Medical Aid Basic Benefits Threatened
The Department of Health (DoH) might change the legislation that currently forces medical aid schemes to pay the full amount for certain treatments regardless of fees charged by service providers. This means that medical aid basic benefits are threatened.
According to health economist, Prof Alex van den Heever, current chair of Social Security Systems Administration and Management Studies at Witwatersrand University, if Government changes the law, it will be protecting medical “big business” at the expense of the sick and vulnerable in our society. He is adamant that if the DoH is successful in changing the legislation, it will have abdicated (or abandoned) its responsibility in terms of protecting members of medical aid schemes.
The legislation that could be changed by the DoH was introduced in 2004 in an endeavour to ensure that all members of medical aid schemes in South Africa received basic medical cover. This law requires that medical aid societies must pay the full costs for all life-threatening emergency treatments, as well as 26 chronic diseases and another 270 medical conditions.
This particular clause in the legislation has been the subject of two court cases. It protects members of medical aid schemes, including diabetics, who can easily use the normal medical aid cover for the medication they need in just six months.
Medical Aid Basic Benefits Currently Guaranteed
According to Van den Heever, the law as it stands has forced medical aid societies to pay for chronic medication. This, in turn, lead to medical aid societies (as a whole) negotiating with pharmaceutical societies to drop their prices of relevant drugs. If the legislation is changed, this would remove any incentive for medical schemes to try and negotiate better prices with those companies that supply medical services, he maintains. Then patients who belong to medical aid schemes could be left with major co-payment bills for emergency treatment.
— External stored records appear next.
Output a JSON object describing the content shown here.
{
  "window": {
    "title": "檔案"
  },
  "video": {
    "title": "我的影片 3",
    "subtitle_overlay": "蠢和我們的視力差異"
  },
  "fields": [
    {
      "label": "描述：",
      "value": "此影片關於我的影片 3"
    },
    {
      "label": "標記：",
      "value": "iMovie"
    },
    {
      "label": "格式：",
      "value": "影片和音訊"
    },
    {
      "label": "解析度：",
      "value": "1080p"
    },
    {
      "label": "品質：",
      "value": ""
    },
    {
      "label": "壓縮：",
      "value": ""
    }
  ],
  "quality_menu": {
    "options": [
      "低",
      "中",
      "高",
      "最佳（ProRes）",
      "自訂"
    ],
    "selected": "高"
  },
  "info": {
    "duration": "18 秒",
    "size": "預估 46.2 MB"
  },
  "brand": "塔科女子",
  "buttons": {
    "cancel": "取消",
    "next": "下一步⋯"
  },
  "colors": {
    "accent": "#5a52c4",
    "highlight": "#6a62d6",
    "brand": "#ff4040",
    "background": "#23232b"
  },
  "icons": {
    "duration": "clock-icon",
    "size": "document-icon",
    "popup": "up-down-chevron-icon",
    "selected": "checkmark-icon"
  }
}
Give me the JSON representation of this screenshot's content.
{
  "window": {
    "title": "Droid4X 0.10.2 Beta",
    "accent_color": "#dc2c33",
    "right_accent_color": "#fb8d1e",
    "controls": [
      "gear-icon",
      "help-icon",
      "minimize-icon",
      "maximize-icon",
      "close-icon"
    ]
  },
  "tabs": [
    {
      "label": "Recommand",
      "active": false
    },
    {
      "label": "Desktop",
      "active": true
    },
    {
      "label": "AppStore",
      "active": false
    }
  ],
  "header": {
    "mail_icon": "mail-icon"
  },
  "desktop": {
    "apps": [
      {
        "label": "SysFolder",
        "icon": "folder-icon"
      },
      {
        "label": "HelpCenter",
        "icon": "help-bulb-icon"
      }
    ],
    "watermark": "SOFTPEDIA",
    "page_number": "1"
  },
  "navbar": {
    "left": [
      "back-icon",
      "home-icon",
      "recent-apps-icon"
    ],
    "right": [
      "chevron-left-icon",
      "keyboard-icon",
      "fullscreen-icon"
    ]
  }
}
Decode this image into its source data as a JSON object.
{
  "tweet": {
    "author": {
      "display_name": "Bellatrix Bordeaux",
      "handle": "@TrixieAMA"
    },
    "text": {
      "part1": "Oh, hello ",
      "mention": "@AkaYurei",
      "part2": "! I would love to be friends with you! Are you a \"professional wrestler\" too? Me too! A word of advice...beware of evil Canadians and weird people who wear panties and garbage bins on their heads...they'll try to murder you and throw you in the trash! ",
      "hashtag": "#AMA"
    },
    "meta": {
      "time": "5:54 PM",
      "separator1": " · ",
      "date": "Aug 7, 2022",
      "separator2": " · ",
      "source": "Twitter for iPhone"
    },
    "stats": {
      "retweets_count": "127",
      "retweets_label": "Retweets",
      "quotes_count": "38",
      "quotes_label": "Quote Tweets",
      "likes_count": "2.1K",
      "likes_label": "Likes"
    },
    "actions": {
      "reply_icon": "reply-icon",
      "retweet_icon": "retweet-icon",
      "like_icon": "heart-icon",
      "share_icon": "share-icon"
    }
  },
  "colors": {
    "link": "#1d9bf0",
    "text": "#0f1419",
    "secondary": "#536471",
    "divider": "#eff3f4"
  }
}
The Board of Healthcare Funders (BOHF), that represents medical aid schemes, has argued that benefits should not be paid in full (regardless of cost) in situations where there aren’t any tariffs that limit the amounts doctors are able to charge. The BOHF is one of the bodies that have lobbied Government and its DoH to review and possibly change the legislation.